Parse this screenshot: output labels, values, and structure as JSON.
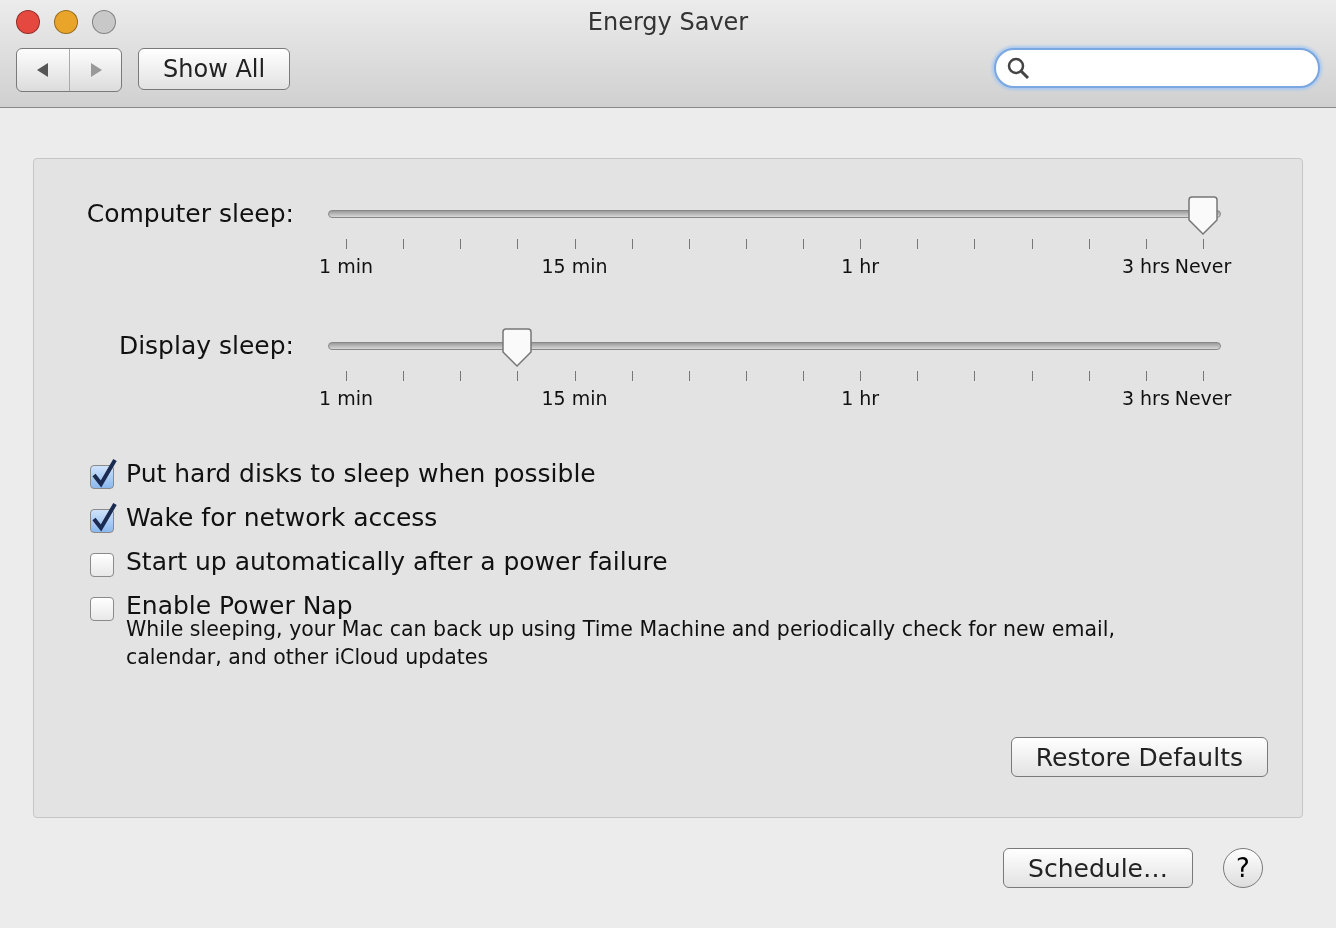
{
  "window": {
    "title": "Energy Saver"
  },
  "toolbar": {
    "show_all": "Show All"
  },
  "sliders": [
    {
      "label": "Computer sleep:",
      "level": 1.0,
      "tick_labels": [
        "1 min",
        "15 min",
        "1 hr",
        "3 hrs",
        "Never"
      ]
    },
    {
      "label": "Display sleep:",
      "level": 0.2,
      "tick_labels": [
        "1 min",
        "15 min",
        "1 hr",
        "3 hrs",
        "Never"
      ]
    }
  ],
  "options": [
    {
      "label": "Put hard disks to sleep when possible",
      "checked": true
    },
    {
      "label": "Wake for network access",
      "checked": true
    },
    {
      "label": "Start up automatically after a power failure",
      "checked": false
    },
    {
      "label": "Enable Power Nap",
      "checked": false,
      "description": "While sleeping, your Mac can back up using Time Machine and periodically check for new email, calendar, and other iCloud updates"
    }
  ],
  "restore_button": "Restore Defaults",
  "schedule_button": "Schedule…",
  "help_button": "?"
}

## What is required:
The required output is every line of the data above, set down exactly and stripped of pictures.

## Written solution:
Parse this screenshot: output labels, values, and structure as JSON.
{
  "window": {
    "title": "Energy Saver"
  },
  "toolbar": {
    "show_all": "Show All"
  },
  "sliders": [
    {
      "label": "Computer sleep:",
      "level": 1.0,
      "tick_labels": [
        "1 min",
        "15 min",
        "1 hr",
        "3 hrs",
        "Never"
      ]
    },
    {
      "label": "Display sleep:",
      "level": 0.2,
      "tick_labels": [
        "1 min",
        "15 min",
        "1 hr",
        "3 hrs",
        "Never"
      ]
    }
  ],
  "options": [
    {
      "label": "Put hard disks to sleep when possible",
      "checked": true
    },
    {
      "label": "Wake for network access",
      "checked": true
    },
    {
      "label": "Start up automatically after a power failure",
      "checked": false
    },
    {
      "label": "Enable Power Nap",
      "checked": false,
      "description": "While sleeping, your Mac can back up using Time Machine and periodically check for new email, calendar, and other iCloud updates"
    }
  ],
  "restore_button": "Restore Defaults",
  "schedule_button": "Schedule…",
  "help_button": "?"
}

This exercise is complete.